Until July 20, 1969, the Moon had been looked at, sung, recited, filmed, studied, and even hovered, but no one had ever stepped on it. On a day like today, 50 years ago, three men aboard an artifact that then represented the maximum technological sophistication and that today is ignored in front of a smartphone, arrived in that unknown world to cross the first physical frontier of the space age. Before millions of souls in suspense watching their movements on television, two of them descended the ladder and took a few hesitant steps on the regolith. They quickly collected some stones, to have a test to teach on Earth if some danger forced them to leave everything and return to the lunar module, they placed several scientific experiments and planted a flag that was the pride of a nation.

So incredible was the feat that there are people who still do not believe it. “The flag was flying”, say the skeptics without wanting to attend to reasons. Although perhaps even more surprising that many others have standardized it. As if it were easy to travel almost 400,000 kilometers and climb up there. Arriving (and returning) was a show of innovation, heroism, and infinite ambition. Not to mention the huge costs.

We special aims to pay tribute to a feat that has marked the history of humanity as very few have. Neil Armstrong, Buzz Aldrin, and Michael Collins, the astronauts of the Apollo 11 mission, were true explorers, as were Magellan or Elcano 500 years ago when their expedition completed the first round the world. They taught us that we could make the impossible come true. A Spanish antenna, by the way, found out before anyone else.
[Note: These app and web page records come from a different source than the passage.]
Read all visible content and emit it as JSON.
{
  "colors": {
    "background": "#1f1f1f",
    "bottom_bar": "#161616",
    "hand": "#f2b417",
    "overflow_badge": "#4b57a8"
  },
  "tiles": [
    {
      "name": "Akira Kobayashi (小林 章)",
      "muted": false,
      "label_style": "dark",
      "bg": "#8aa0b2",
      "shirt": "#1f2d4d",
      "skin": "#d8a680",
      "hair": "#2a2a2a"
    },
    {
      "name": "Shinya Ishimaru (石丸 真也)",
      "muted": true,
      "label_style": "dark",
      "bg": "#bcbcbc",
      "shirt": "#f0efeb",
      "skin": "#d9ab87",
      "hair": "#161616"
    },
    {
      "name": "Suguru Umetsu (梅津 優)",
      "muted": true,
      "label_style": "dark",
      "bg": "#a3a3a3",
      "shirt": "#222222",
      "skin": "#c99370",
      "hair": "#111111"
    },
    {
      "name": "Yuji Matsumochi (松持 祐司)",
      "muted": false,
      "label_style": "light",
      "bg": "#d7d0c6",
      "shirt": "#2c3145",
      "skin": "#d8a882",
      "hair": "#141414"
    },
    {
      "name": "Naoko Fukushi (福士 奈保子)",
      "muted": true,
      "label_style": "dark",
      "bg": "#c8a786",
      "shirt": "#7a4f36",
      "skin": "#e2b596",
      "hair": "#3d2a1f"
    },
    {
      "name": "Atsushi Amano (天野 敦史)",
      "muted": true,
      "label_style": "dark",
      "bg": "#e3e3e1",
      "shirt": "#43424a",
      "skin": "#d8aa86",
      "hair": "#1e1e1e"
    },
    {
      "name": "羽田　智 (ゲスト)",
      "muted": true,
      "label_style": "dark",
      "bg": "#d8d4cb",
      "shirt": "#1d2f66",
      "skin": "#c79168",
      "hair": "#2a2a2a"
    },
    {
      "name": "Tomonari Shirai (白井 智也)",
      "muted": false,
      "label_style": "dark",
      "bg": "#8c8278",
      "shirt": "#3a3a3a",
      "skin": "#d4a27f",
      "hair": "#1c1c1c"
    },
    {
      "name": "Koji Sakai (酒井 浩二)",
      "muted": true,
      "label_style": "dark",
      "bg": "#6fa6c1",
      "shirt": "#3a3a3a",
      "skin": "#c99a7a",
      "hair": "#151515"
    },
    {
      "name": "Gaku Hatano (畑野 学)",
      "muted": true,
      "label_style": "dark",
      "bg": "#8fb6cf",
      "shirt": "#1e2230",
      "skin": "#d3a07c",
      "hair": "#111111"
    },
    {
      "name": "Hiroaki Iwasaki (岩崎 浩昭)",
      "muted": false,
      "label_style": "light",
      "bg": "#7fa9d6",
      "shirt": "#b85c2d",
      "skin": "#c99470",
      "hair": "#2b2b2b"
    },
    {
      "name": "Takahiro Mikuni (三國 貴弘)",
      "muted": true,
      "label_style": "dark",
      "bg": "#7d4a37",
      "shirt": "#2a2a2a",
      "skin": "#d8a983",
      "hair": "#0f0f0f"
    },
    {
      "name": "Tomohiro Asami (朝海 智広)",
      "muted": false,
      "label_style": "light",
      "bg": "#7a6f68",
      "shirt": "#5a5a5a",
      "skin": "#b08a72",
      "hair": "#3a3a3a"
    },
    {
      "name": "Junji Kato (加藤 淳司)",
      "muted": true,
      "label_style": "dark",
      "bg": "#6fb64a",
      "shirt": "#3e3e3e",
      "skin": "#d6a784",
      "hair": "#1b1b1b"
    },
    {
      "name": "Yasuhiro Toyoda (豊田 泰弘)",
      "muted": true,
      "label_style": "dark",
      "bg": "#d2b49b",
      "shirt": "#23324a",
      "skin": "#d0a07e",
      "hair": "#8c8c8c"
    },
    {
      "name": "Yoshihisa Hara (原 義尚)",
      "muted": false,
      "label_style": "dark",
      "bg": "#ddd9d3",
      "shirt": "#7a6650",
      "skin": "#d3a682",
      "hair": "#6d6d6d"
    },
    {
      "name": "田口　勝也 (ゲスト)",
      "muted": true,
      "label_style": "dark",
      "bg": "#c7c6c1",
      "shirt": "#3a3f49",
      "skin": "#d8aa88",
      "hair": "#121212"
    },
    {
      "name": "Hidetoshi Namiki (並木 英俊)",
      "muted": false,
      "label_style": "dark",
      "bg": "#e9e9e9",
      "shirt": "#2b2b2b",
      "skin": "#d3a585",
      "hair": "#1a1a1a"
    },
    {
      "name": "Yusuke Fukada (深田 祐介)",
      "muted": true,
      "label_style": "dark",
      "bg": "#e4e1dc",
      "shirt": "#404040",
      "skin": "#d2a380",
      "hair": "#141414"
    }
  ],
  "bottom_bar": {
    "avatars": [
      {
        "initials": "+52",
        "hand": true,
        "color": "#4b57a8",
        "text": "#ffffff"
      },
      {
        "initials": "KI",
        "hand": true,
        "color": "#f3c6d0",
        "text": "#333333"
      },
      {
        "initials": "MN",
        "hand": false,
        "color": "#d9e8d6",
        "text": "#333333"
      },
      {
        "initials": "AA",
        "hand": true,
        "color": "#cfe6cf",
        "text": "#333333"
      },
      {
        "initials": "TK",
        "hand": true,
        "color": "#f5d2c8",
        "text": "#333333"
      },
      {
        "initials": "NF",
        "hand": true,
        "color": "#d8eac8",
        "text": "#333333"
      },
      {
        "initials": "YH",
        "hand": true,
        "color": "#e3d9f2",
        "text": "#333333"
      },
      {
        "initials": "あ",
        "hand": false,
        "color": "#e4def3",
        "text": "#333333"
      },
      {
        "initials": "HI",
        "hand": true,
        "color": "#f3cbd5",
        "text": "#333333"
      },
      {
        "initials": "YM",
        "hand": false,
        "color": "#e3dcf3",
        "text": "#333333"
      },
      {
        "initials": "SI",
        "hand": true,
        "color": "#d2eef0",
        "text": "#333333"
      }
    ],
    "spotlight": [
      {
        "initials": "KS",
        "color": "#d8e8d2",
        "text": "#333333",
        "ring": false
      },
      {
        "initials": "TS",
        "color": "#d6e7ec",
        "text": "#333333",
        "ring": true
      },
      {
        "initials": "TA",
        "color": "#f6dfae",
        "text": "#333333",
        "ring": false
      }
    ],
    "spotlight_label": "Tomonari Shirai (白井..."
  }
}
These texts review the experience of its protagonists – Aldrin himself tells us his – how the landing was and the dangers they faced and that they did not suspect, the ingenuity and knowledge we obtained from the trip – including the wireless tools and the athletic shoes – and how this same newspaper reported it in its day, with exclusive photographs. The invited firms, including Pedro Duque, acting Minister of Science and former astronaut, analyze reasons and consequences. The graphs show us in a unique way the details of the mission or the jam of “gizmos” that has already formed in space. And it is that in five decades we have entered the Solar System through robotic explorers and we have established a permanent human settlement in space with the International Space Station (ISS). Precisely, we look at how the space race unfolds in a geopolitical environment in which the US, Russia, and China compete for hegemony while Europe plays important tricks. And Spain. Some of our companies are working on cutting-edge projects that will facilitate the return to the Moon. Yes, the adventure will have a second part.

Because the footprints of Armstrong and Collins, like those of the rest of the men of the successive Apollo missions, were doomed to disappear in the lunar dust, but new ones will be left. In a few years, we will return to the satellite and it will probably be a woman who will take the “small step”. We will do it differently and there will be more players involved. Space agencies around the world want to be involved. This time, a different area will be visited: the Aitken basin, at the lunar south pole, which so far has only been observed in orbit. We intend to stay there and exploit the lunar resources, which are many. But above all, it will be the springboard to jump to Mars, a great objective, and the next space frontier.

Meanwhile, the Moon will continue to change every night (“inconstant”, Shakespeare’s Juliet called it), moving the tides and stabilizing both the orbit and the inclination of the Earth’s axis of rotation, which allows life. We are lucky to have it. And poets, musicians, and other artists will continue to look to her for inspiration, as the Chinese Li Bai first did in the eighth century. So much fascination generates us that there are even those who insist on dividing it up and selling it in small pieces. How delusional.The natural satellite has its own projects and moves away from us 4 centimeters a year, but today, without a doubt, it is closer than ever.